Studio photo of a Husqvarna X-Force Chainsaw Chain


Chainsaw Chains Blog Series - Part 1

Welcome to our all-new blog series that, over the next few blogs, takes a detailed look at chainsaw chains.


Why Chainsaw Chains Need To Be Maintained

A chainsaw chain needs to be sharp in order to cut effectively, and over time maintained to make sure it continues to offer good cutting performance. There are key safety aspects that impact the operator. Some examples include where maintenance is neglected or carried out badly, such as increased kickback potential or elevated, harmful vibration levels. A chainsaw chain that cuts correctly will also offer a level of passive or background safety.

As we often discover in our chainsaw maintenance courses, there are a lot of knowledge gaps and misinformation around chain sharpening and indeed all the topics that build to a mastery of chainsaw chain care & use.

Theoretical chain knowledge & sharpening practical skills are of course a key part of the City & Guilds Assessment in Chainsaw Maintenance 201, and Lantra Awards Integrated and Benchmark Assessment. 

Over the years and various qualification reviews, there has been a change to this assessment element and the most recent update was in the summer of 2021. This almost went back to the early days, with previously axed vocabulary such as pitch and gauge making a welcome comeback. The information we deliver in our training courses hasn’t changed much over the years, and with this topic more than any other, a full understanding makes an explanation of the relatively limited amount of assessment answers straightforward.

My introduction to sharpening was in the late 1980s and the development of skill was the inverse of the logical, sequential skill build-up shown here. When left to log cordwood into firewood lengths, I would invariably hit some debris or the ground and damage the 3/8 pitch full chisel Stihl chain - usually on a Stihl 064 power unit. I used a round file and free sharpened on-site with limited success. Instruction was limited to derisory comments about the result - a begrudgingly delivered standard set. This cycle was repeated many times over months and improvement was incremental.
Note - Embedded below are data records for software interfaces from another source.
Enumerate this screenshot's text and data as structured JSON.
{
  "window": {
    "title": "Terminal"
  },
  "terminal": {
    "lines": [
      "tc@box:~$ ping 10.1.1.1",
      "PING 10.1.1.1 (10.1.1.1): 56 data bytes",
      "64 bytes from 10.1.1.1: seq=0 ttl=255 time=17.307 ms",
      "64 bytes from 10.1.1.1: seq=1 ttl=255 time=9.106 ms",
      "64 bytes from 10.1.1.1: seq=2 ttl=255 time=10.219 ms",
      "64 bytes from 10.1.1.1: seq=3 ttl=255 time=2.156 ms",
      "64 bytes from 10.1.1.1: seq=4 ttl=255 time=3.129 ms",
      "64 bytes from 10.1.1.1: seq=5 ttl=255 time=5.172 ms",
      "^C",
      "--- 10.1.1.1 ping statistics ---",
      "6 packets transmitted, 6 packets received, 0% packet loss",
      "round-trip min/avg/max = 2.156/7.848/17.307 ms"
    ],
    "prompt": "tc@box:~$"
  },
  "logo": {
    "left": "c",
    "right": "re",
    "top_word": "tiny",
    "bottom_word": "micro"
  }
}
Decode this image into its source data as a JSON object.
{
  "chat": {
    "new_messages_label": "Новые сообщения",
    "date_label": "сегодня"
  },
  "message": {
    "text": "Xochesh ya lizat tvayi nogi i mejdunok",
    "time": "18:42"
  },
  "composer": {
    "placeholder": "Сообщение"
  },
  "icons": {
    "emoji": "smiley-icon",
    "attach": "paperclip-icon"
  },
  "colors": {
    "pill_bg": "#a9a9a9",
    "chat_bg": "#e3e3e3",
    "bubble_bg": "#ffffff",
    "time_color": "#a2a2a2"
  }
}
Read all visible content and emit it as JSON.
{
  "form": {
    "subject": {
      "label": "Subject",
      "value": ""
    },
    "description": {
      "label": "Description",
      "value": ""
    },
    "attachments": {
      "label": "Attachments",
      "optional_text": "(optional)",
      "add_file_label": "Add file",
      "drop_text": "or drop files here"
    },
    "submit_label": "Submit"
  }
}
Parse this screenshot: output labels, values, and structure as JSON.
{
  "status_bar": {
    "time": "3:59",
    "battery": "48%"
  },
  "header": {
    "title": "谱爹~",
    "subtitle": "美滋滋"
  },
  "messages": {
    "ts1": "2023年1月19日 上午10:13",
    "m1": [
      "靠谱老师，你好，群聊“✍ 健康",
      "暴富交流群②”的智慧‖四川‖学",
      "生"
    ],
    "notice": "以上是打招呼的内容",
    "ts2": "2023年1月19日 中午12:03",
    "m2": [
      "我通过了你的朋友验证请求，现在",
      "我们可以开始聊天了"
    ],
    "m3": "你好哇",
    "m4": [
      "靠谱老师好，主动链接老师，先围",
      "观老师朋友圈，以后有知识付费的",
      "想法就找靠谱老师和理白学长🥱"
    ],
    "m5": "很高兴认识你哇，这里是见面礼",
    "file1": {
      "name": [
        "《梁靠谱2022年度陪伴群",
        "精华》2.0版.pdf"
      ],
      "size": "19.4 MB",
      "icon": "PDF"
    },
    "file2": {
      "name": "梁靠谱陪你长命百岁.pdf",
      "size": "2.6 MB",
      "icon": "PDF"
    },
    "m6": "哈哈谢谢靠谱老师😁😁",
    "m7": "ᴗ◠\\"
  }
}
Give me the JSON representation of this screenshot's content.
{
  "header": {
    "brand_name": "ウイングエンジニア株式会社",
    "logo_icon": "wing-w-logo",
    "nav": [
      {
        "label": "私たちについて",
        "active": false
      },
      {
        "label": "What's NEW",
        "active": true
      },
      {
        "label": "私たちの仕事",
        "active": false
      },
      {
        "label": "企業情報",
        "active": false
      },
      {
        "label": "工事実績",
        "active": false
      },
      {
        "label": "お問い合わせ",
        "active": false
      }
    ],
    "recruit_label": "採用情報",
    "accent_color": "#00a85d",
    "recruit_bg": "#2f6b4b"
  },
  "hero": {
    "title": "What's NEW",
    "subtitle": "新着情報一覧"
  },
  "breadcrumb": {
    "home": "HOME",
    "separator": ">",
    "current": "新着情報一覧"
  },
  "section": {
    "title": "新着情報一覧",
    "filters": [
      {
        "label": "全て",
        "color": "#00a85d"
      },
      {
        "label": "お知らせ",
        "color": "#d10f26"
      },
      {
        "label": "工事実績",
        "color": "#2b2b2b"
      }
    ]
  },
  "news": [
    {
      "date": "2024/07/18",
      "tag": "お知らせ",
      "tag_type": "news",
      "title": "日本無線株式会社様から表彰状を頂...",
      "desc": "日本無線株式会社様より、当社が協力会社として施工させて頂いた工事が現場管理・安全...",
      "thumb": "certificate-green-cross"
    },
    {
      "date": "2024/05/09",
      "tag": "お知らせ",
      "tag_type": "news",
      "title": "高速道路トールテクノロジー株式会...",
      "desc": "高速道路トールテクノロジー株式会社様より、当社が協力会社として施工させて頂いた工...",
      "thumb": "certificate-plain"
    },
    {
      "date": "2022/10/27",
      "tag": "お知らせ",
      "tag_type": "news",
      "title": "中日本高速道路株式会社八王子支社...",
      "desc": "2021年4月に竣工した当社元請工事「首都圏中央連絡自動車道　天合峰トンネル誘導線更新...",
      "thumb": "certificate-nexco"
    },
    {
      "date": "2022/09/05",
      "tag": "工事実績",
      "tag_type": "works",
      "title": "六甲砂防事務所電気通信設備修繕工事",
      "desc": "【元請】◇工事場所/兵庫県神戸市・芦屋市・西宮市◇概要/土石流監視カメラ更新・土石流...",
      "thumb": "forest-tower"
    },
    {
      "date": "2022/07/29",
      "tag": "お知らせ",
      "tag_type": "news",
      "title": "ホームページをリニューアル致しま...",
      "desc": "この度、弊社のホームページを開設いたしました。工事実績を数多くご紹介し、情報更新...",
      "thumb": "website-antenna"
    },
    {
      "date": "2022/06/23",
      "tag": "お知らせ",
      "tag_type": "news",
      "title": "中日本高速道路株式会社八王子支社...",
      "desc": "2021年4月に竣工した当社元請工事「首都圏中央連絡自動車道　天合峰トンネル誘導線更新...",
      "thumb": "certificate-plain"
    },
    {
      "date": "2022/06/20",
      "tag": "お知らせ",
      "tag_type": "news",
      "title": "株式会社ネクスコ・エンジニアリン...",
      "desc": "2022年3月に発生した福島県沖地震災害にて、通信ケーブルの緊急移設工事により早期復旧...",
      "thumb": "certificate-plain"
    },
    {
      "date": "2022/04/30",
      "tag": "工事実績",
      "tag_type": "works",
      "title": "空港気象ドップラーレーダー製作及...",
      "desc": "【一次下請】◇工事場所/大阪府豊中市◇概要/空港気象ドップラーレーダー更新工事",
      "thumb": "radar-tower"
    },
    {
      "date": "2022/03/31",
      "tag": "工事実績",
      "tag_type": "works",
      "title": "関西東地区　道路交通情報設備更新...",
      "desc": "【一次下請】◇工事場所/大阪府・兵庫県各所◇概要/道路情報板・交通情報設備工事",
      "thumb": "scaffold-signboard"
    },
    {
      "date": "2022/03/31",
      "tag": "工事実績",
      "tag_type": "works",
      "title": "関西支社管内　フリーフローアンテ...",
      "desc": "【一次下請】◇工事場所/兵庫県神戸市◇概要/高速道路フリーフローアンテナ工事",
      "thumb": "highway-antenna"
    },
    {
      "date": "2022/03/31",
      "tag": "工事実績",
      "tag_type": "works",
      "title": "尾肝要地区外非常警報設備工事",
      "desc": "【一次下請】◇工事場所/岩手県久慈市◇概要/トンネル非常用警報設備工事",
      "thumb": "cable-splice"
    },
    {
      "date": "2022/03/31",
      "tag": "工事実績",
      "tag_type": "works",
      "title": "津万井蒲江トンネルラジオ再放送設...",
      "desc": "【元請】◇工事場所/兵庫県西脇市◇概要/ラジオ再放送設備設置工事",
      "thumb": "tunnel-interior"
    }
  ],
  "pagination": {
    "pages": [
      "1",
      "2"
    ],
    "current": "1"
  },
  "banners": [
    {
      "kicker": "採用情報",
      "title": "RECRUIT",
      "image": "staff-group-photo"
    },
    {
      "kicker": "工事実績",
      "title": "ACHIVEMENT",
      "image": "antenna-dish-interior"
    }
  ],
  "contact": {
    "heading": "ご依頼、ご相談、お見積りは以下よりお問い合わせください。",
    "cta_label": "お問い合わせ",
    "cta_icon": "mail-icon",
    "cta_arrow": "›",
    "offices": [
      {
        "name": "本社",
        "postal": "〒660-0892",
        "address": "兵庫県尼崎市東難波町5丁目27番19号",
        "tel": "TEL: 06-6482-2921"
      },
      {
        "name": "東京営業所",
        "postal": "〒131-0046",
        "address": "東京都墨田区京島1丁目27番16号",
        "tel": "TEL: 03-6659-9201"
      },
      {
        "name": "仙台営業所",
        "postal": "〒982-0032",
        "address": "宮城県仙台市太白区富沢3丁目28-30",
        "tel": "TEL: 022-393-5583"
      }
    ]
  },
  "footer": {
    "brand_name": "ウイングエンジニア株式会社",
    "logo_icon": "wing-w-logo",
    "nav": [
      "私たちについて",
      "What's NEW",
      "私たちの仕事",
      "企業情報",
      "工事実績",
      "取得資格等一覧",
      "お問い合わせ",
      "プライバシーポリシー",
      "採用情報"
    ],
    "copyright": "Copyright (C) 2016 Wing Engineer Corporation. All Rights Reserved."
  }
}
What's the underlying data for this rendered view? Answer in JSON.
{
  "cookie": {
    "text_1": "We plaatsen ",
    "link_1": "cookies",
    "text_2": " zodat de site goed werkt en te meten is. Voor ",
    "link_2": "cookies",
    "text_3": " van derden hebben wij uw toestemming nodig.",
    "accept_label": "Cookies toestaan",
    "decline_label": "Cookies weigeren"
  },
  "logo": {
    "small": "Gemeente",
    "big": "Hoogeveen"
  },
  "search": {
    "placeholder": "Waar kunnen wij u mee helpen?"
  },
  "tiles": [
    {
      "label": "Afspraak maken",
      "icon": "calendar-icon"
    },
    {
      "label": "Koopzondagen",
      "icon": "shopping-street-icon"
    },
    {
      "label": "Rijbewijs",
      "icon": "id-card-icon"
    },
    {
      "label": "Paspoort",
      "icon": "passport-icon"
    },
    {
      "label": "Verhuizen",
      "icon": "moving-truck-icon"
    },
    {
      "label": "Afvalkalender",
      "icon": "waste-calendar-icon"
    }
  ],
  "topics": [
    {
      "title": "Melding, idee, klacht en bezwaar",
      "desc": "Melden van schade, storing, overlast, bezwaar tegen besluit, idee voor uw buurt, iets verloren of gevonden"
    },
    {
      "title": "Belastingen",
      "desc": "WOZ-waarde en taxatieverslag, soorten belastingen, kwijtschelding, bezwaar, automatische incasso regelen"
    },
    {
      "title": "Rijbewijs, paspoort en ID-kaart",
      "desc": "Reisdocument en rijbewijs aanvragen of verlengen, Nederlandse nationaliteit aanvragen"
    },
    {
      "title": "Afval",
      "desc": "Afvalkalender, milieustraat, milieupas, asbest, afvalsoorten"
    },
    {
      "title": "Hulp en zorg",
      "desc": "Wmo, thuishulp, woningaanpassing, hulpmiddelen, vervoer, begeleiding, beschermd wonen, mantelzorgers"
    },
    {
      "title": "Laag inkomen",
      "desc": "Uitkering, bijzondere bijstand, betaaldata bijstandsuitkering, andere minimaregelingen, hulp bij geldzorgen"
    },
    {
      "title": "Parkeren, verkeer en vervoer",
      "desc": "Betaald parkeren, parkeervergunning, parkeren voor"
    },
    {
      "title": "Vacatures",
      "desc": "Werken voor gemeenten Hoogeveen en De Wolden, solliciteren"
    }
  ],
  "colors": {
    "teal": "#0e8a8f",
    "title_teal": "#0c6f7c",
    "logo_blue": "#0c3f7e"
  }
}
Perhaps this experience is common to many entering a work setting and then accessing professional training later. 

Fast forward to the early 2000s and I had to re-learn to sharpen using a range of tools and aids as part of the preparation to become a Lantra Awards Instructor, a useful exercise as aids tools are a great help to those new to chain maintenance.

There are multiple different ways to sharpen a chainsaw chain. We aim to show the methods likely to give the best results for those new to chainsaw maintenance. Obviously, as skill develops, it’s worth experimenting with a range of methods to find the one that works best for you.

Finally, it takes time to develop skills in chain sharpening, especially on-site without the benefits of workshop facilities.

As ever with these blog articles they are intended as a supplement to direct personal training, not a substitute for it. Chainsaw use and maintenance can be dangerous, so it’s imperative to apply the risk assessment process and implement a range of controls to reduce the chance and severity of the injury.

New for this blog is a graphic showing the mind map process of detailing, categorising and linking all the relevant topic areas and vocabulary - it might help in seeing the bigger picture in a more visual format, and getting familiar with some of the concepts and language we’ll be using over the next few blog posts.

  • We’ll take a look at the chain as part of the cutting attachment, that is the drive sprocket or gear, the guide bar and the chain. All three work together to deliver a smooth & effective cutting performance.
  • Chain choice & maintenance has a big impact on safety, yet many are oblivious to the extra features that can for example reduce kickback potential.
  • A thorough understanding of chain function, components and interaction help users with safety, use and care.
  • Linked to components are chain specifications, the physical size of the chain that allows it to correctly fit the saw, guide bar and sprocket.
  • Chain sharpening follows an accurate assessment of physical condition and identification using the above specifications to correctly select and deploy sharpening tools. We will focus on workshop sharpening, but give some hints on field maintenance.
  • A range of common chain sharpening & condition problems will be covered in a troubleshooting section, such as un-even cutter length, incorrect angles and depth gauge settings.